Bad catechesis, ‘pop’ theology, and Bible verses taken out of context have led some to believe the notion that God does not hear the prayers of those in major sin. Is that really true? The answer, as it turns out, is more nuanced.
“We know that God does not listen to sinners, but if one is devout and does his will, he listens to him.” – John 9:31
The episode of Christ healing the born-blind Celidonius has the general theme that God’s attention is tuned towards the prayers of those who follow Him, and less so towards the prayers of those who are against Him. If taken literally, it would mean God never hears our prayers, as we are all sinners.
The statement “God does not hear the prayers of those in sin” is a kind of straw man. A more apt phrasing would be to say “God does not hear the prayers of those in sin, except when made in repentance or when it will it lead to repentance.”
“The LORD is far from the wicked, but hears the prayer of the just.” – Proverbs 15:29
The crux of the argument is that your prayers are futile if you repent with a conscience full of evil. If you are not receptive to penance you’re not “of the just,” and your prayers – while heard by God – would not be efficacious for obtaining grace and salvation as they are not made in perfect contrition. This is a sentiment seen from the earliest days of the Church. In the Didache it is written as:
“In the church you shall acknowledge your transgressions, and you shall not come near for your prayer with an evil conscience.”

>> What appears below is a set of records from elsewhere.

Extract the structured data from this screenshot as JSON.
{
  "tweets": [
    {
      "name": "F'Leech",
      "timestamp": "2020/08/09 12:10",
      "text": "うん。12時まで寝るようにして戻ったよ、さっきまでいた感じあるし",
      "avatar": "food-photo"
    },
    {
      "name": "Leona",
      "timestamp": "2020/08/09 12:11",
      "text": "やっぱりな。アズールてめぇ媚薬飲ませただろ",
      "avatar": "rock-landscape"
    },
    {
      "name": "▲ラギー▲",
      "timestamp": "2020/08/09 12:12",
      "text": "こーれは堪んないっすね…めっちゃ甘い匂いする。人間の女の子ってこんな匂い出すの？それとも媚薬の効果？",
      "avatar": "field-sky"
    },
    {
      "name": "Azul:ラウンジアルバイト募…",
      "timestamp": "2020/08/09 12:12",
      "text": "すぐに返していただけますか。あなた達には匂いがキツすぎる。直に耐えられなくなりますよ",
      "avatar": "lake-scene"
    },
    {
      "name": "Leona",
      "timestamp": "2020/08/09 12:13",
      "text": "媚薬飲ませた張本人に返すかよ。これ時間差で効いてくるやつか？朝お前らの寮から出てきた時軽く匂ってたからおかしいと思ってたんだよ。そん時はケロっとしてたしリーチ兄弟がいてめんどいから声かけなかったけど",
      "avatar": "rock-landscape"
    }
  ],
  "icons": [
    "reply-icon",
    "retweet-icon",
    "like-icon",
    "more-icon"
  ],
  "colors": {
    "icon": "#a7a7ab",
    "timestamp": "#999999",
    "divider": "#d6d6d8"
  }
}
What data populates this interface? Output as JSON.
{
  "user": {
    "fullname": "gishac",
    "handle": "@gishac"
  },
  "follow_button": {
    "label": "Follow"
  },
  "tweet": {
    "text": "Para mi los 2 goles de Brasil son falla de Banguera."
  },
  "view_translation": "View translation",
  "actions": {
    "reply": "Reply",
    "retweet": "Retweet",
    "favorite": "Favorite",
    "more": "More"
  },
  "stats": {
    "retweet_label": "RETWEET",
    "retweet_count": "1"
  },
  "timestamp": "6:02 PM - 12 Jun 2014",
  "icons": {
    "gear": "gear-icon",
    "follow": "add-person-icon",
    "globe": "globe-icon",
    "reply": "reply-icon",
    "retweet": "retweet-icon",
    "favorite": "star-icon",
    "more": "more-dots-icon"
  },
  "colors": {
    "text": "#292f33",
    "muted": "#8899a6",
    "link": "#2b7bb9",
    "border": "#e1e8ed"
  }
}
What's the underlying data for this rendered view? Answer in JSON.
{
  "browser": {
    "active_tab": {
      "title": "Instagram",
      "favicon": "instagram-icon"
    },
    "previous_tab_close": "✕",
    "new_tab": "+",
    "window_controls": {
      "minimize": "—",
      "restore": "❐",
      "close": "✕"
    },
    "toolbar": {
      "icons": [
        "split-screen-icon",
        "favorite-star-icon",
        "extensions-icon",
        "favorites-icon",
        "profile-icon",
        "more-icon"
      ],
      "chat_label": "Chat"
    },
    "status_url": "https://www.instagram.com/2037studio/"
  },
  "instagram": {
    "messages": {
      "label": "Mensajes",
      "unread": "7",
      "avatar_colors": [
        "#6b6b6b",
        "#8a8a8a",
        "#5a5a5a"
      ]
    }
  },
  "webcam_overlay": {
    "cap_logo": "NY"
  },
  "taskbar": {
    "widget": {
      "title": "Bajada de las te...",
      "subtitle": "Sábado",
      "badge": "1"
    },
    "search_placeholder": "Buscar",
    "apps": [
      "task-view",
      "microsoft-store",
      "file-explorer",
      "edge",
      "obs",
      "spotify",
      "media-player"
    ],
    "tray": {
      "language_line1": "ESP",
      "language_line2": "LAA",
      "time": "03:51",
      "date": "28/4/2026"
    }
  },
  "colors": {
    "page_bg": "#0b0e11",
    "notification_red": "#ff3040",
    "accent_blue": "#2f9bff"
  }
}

The Catechism of the Council of Trent succinctly explains the nuances between the prayer of the impenitent and the prayer of sinners:
The Prayer of the Impenitent
“The last degree is that of those who not only do not repent of their sins and enormities, but, adding crime to crime, dare frequently to ask pardon of God for those sins, in which they are resolved to continue. With such dispositions they would not presume to ask pardon from their fellow-man. The prayer of such sinners is not heard by God. It is recorded of Antiochus: Then this wicked man prayed to the Lord, of whom he was not to obtain mercy. Whoever lives in this deplorable condition should be vehemently exhorted to wean himself from all affection to sin, and to return to God in good earnest and from the heart.”
The Prayer of Sinners
“Another degree of prayer is that of those who are weighed down by the guilt of mortal sin, but who strive, with what is called dead faith, to raise themselves from their condition and to ascend to God. But, in consequence of their languid state and the extreme weakness of their faith, they cannot raise themselves from the earth. Recognising their crimes and stung with remorse of conscience, they bow themselves down with humility, and, far as they are removed from God, implore of Him with penitential sorrow, the pardon of their sins and the peace of reconciliation. The prayers of such persons are not rejected by God, but are heard by Him. Nay, in His mercy, He generously invites such as these to have recourse to Him, saying: Come to me, all you that labour, and are heavily laden, and I will refresh you, of this class was the publican, who, though he did not dare to raise his eyes towards heaven, left the Temple, as (our Lord) declares, more justified than the Pharisee.”
In his Summa, Thomas Aquinas explains the distinction that although prayers from sinners are not meritorius – not deserving of being heard as they are made by sinners, they are impetrative because a state of grace is not required for God to answer persistent, pious prayers to impetrate the things necessary for salvation.
“Accordingly when a sinner prays for something as sinner, i.e. in accordance with a sinful desire, God hears him not through mercy. On the other hand God hears the sinner’s prayer if it proceed from a good natural desire, not out of justice, because the sinner does not merit to be heard, but out of pure mercy, provided however he fulfil the four conditions given above, namely, that he beseech for himself things necessary for salvation, piously and perseveringly.” – Summa Theologiae, q. 83, a. 16.